Panoramafreiheit, opening at Schinkel Pavillon on December 1st, is the first institutional solo exhibition of the Austrian-born artist Oliver Laric in Berlin. In his work Laric effortlessly converts qualities of the digital such as reproduction, limitless variability and instant distribution into the physical realm. Systematically, he investigates the topic of representation and its various forms of appearance: repetition, forgery, appropriation and copying. In such reconnections he naturally dissolves the antagonism between digital and analogue art.
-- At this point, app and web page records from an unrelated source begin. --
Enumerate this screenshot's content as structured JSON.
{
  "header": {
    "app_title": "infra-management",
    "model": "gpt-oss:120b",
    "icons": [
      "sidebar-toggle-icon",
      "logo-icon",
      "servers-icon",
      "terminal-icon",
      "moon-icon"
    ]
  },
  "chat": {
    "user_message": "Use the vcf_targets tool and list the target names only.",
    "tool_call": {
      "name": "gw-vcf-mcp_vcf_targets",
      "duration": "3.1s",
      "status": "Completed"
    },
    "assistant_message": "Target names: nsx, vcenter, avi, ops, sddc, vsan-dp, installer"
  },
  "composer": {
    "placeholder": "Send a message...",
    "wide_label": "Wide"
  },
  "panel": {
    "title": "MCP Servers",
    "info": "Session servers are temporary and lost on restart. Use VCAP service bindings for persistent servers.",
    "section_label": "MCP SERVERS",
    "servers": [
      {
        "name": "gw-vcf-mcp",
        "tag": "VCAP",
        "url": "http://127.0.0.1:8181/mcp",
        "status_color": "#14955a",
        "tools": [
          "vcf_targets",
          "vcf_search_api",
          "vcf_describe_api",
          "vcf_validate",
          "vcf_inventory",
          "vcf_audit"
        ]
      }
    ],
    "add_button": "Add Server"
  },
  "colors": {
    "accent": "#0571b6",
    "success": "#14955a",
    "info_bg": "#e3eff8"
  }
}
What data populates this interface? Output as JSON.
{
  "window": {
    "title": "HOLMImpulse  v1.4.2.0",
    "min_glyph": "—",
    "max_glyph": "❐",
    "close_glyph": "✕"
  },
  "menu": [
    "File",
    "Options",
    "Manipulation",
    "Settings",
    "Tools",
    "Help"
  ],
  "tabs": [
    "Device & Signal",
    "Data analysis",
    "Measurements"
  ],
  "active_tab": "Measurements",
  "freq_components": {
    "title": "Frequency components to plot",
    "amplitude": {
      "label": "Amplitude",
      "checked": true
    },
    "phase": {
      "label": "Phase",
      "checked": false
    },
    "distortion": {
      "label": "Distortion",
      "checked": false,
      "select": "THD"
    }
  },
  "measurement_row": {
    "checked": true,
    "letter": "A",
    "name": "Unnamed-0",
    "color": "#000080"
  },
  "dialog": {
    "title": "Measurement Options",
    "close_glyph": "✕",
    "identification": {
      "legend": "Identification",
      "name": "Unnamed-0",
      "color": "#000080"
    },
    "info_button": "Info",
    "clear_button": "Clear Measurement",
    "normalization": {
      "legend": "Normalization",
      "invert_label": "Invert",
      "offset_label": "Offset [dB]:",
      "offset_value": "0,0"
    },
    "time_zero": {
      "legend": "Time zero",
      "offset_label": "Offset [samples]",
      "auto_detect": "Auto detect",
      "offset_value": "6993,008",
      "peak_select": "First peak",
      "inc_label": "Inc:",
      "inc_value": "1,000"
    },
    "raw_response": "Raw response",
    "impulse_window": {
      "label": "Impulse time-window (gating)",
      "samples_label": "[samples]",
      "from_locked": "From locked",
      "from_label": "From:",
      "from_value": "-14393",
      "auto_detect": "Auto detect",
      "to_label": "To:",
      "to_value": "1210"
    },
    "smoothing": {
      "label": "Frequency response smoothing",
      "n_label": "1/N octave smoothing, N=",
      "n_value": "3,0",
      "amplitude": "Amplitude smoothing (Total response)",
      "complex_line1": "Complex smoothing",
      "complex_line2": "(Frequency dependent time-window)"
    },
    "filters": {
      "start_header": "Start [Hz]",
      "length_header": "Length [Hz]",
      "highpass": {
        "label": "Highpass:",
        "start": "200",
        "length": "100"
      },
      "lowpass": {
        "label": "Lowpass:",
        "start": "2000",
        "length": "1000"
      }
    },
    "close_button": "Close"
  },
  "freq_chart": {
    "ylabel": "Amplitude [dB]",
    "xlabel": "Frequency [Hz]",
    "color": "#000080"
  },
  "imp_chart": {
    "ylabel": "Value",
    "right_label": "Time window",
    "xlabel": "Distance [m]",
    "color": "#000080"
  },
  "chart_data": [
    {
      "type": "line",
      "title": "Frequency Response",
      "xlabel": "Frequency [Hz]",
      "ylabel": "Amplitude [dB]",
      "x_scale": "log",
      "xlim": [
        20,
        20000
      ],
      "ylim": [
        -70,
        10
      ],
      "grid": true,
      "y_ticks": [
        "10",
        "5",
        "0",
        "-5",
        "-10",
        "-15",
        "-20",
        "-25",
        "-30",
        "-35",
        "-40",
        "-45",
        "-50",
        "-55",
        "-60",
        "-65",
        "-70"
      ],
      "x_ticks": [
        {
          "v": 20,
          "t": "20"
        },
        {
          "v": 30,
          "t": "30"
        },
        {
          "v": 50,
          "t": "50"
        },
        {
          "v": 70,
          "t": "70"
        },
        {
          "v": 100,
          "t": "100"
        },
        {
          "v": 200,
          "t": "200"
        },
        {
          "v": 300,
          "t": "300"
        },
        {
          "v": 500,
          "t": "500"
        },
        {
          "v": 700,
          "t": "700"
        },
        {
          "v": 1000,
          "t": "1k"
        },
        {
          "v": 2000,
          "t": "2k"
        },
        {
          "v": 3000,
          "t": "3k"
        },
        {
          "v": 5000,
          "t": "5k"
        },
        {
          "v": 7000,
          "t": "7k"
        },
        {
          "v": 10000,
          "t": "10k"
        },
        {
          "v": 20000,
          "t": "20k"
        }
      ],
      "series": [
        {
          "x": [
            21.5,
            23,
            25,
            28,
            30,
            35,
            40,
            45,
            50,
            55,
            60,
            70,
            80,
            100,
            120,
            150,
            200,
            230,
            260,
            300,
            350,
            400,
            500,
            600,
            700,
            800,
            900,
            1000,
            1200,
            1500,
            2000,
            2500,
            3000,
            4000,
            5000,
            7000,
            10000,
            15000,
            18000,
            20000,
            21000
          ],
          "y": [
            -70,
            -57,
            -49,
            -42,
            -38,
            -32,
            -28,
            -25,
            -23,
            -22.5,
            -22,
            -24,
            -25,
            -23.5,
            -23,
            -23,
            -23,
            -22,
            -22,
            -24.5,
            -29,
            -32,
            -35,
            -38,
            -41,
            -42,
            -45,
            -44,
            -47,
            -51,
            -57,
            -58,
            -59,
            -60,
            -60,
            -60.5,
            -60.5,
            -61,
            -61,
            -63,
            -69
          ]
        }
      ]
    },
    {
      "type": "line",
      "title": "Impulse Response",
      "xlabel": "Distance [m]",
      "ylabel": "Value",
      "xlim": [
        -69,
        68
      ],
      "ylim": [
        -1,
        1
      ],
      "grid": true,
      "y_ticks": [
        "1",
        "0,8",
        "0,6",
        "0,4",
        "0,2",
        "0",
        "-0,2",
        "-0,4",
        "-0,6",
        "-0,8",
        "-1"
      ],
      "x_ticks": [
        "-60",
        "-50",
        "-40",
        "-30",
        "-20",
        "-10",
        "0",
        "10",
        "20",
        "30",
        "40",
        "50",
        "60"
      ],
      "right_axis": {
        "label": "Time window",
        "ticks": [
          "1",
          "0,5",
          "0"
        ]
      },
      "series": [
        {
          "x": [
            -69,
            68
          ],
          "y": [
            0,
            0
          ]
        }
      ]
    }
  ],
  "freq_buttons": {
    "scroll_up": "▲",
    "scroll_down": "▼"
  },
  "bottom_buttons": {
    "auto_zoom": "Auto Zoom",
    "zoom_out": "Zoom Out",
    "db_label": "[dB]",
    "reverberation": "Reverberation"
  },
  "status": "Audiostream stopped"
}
The starting point for his exhibition at Schinkel Pavillon was Beethoven, based on the original sculpture by Max Klinger from 1902. Composed of seventeen separate 3-D printed components, it is the largest and most complex object Laric has created to date. Outstanding from a technological perspective, the original 3D-model does not originate from a 3D-scan, but has been manually created using photographic images. This approach marks a new chapter in Laric’s body of work. His effort to make visual art, which is normally locked in the museum space, accessible to an increasingly digital society regardless of social, geographical or cultural boundaries naturally represents challenges for public institutions. In this regard such organizations are confronted with the complex legal ambiguities of copyright and rights of use. The exhibition title Panoramafreiheit describes the legal right to photograph and publish everything present in public space. Besides the three physical sculptures Beethoven, Hermanubis and Pan with Bears in the octagon of Schinkel Pavillon their data is available and free for download on the website threedscans.com representing an integral part of the exhibition. With this gesture Laric raises questions about the concepts of authorship and originality and the relationship between technology and creativity. Panoramafreiheit enters a highly important debate, which will surely remain considerably relevant in the future.
Oliver Laric (*1981) lives and works in Berlin. He studied at the Universität für Angewandte Kunst in Vienna. Amongst others his work has been shown in solo exhibitions at the Secession, Wien, 2016; Museum of Contemporary Art, Cleveland, 2016; Center for Contemporary Art, Tel Aviv, 2015; Austrian Cultural Forum, London, 2015; Hirshhorn Museum and Sculpture Garden, Washington, 2014; MIT List Visual Arts Center, Cambridge, 2013.
Curated by Marie-Eve Lafontaine.